But Lent is not reducible to a set of practices, and having failed to live up to our own goals is not necessarily a sign of failure. The meaning – or spirit – of Lent is to attempt to reorient our lives, and to keep up the struggle for the attainment of holiness. When we fall we must get straight back up again. The desert fathers had a word for this: ascesis. Ascesis implies the practice of self-discipline. Often to a rigorous or severe extent.
Out of this ascesis the desert fathers developed what would become the monastic life with the counsels of obedience, chastity and poverty. This would ensure a radical and lifelong commitment to self-denial. A useful comparison to spiritual asceticism is physical exercise, especially as practised by professional athletes. It is not a coincidence that Scripture references sports in this context as comparisons for continued struggle. St Paul speaks of running a race, shadow boxing and athletes exercising self-control “in all things”. Nor is it surprising that saints often refer to prayer and ascesis as a “struggle” or by alluding to sporting metaphors. St Josemaría Escrivá, to take one example, said in his collection homilies, Friends of God:

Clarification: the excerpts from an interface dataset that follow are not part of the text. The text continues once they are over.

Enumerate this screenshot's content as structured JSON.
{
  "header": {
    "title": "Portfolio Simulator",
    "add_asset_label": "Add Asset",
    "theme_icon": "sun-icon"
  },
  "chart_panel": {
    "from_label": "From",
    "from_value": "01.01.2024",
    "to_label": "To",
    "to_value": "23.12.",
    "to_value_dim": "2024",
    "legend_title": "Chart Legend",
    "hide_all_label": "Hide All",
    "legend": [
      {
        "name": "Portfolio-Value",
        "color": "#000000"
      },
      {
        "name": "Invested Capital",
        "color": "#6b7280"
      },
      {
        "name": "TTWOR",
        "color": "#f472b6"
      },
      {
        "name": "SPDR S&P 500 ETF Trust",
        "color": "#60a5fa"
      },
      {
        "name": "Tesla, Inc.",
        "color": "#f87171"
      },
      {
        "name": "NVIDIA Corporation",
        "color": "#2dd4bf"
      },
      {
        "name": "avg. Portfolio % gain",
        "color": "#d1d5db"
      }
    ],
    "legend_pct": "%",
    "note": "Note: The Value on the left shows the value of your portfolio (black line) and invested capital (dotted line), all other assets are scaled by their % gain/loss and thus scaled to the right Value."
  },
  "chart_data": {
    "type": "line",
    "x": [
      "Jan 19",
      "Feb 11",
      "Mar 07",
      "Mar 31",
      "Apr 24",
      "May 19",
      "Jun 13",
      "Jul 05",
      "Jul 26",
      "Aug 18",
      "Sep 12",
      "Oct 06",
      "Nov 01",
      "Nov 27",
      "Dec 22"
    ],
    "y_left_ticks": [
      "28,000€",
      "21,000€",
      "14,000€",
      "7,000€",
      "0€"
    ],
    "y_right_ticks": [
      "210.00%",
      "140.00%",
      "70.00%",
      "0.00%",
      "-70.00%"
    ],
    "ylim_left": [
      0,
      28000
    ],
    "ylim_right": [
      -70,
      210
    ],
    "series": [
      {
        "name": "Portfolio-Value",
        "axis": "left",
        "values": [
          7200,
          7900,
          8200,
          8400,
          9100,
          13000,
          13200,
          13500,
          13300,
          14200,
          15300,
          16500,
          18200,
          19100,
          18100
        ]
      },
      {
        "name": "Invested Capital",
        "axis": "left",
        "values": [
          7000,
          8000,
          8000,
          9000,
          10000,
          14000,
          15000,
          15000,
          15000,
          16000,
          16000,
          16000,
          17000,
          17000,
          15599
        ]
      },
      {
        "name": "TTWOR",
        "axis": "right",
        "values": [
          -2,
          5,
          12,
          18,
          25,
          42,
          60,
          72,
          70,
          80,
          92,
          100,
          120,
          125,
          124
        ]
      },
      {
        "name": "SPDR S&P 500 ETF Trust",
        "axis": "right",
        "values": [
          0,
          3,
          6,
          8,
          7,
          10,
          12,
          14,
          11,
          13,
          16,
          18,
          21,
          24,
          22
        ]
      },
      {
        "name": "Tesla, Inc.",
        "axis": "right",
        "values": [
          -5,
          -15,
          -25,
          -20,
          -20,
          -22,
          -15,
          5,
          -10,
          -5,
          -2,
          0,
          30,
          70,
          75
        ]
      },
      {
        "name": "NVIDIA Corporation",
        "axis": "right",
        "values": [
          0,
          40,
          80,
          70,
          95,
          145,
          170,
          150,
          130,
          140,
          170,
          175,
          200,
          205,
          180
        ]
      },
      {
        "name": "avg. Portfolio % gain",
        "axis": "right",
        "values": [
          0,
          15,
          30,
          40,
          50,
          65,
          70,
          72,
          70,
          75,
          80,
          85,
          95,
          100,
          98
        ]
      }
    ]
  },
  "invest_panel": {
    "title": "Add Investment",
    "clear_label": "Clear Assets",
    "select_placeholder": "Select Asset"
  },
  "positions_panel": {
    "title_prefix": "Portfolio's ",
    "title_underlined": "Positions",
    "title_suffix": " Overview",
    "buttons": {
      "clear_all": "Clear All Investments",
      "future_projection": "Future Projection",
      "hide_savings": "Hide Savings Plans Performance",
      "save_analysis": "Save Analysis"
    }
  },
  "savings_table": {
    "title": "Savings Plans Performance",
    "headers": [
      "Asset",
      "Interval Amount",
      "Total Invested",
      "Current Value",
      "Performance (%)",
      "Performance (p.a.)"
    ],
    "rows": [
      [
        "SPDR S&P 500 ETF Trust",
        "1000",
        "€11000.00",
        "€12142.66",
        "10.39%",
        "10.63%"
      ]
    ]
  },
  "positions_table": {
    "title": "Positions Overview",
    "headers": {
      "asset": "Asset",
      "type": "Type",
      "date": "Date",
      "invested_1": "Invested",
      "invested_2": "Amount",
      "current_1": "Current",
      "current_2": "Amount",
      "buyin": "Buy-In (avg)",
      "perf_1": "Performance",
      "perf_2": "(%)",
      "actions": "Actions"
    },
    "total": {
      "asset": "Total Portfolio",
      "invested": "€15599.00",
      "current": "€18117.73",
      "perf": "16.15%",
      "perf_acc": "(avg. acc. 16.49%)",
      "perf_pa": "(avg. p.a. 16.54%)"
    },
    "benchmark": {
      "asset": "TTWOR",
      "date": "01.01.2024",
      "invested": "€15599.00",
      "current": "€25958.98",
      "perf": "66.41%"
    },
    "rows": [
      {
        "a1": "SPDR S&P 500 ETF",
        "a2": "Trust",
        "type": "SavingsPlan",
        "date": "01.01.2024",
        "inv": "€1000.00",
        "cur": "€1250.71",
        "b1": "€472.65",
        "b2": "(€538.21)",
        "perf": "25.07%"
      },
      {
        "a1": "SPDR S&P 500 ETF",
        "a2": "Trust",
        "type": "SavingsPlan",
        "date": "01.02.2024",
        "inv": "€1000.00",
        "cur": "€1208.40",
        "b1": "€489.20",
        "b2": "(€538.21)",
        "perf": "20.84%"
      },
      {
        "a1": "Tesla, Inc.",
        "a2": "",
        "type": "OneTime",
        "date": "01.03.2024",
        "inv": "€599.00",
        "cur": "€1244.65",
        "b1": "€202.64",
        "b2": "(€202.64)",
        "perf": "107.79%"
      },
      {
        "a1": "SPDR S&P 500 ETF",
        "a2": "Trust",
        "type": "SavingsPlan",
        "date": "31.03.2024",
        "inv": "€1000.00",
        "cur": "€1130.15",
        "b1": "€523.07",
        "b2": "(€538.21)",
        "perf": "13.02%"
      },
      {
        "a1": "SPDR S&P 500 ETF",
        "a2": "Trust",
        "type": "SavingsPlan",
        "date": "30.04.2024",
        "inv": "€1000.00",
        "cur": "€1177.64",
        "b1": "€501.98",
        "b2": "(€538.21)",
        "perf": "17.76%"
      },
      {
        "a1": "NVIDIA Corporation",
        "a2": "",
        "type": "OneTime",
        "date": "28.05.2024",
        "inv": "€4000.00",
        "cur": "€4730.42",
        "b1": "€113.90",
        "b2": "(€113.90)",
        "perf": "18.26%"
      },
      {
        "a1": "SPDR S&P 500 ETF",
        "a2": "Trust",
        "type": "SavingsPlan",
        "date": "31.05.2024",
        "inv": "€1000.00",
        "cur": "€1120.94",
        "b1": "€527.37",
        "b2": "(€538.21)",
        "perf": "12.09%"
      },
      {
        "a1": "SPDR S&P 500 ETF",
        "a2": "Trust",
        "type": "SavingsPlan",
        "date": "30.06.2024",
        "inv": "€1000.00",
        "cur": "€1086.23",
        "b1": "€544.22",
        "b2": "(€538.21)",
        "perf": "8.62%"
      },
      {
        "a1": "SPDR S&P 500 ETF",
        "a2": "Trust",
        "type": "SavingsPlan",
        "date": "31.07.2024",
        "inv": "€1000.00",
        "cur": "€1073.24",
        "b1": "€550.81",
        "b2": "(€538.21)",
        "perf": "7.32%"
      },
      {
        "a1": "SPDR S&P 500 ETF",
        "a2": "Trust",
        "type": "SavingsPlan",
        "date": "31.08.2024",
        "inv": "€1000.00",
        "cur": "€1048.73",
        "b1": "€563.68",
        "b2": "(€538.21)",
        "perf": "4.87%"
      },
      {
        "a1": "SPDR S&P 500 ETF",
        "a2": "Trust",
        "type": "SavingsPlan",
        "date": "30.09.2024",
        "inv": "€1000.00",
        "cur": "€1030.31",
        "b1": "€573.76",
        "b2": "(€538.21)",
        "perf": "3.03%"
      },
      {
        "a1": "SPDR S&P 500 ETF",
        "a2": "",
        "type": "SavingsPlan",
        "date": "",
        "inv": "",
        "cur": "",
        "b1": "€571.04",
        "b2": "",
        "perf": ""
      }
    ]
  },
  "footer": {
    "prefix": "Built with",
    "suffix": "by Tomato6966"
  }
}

“I have noticed at times how an athlete’s eyes light up at the sight of the obstacles he has to overcome. What a victory there is in store! See how he conquers the difficulties! God Our Lord looks at us that way. He loves our struggle: we will win through always, because he will never deny us his all-powerful grace. Thus, it doesn’t matter if we have to fight, because he does not abandon us.”
Exercise is indeed a continuous struggle. One run or visit to the gym per week will hardly make considerable difference to our physical well-being. In similar fashion, virtue is developed by continuous practice. This is what Aristotle means by saying virtue is a habit in his Nichomachean Ethics. We have to persist in virtue to be virtuous, just as we need to commit to repeated exercise to stay healthy.
In a recent review for The New Yorker, Bill Haye’s new book Sweat: A History of Exercise came highly recommended. The book shows us how many have lost focus on exercise as a means of fun, and instead are focusing their attention on the wrong ends: they are building vanity muscles or pursuing longevity for its own sake. There is no longer any fun in movement. Many of us approach Lent in this way. There is no joy in the journey, in wandering into the spiritual desert and communing with God. Rather, we give up Instagram and chocolates during Lent, which makes us proud of ourselves for our self-declared austere abstentions. Perhaps this misdirected focus accounts for our repeated relapses into trivial indulgences. Giving up on Instagram for Lent is the equivalent of only exercising vanity muscles, and as it happens Instagram is often the means by which this vanity is broadcast to the world. You can exercise only your biceps, but your heart will still be weak, just as you can give up Instagram but still be attached to earthly things.
As Lent trundles on it is important for us to not lose sight of the crown of victory for which we are striving. This crown of victory is Heavenly communion with God and His saints. In our embodied state we are bound to continue our struggle, but we do so with an added spiritual end in sight. We cannot ignore our embodied state and we must take care to act according to our nature. Abstention from earthly delights and taking on added spiritual exercises to those we are ordinarily accustomed to are splendid aids in attaining our end. Yet, when these Lenten practices become mere ends in themselves we have gone off kilter. Even in the very struggle the joy and knowledge of ourselves in relation to God is highlighted. With the correct end in sight, exercise – or in this case ascesis – becomes much easier, thoroughly enjoyable, and ultimately rewarding.
This page is available to subscribers. Click here to sign in or get access.
Having been unable to sell in churches for well over a year due to the pandemic, we are now inviting readers to support the Herald by investing in our future. We have been a bold and influential voice in the church since 1888, standing up for traditional Catholic culture and values.
Please join us on our 130 year mission by supporting us. We are raising £250,000 to safeguard the Herald as a world-leading voice in Catholic journalism and teaching. For more information from our chairman on contributing to the Herald Patron's Fund, click here
Donors giving £500 or more will automatically become sponsor patrons of the Herald. This includes two complimentary print/digital gift subscriptions, invitations to Patron events, pilgrimages and dinners, and 6 gift subscriptions sent to priests, seminaries, Catholic schools, religious care homes and prison and university chaplaincies. Click here for more information on becoming a Patron Sponsor. Click here for more information about contributing to the Herald Patron's Fund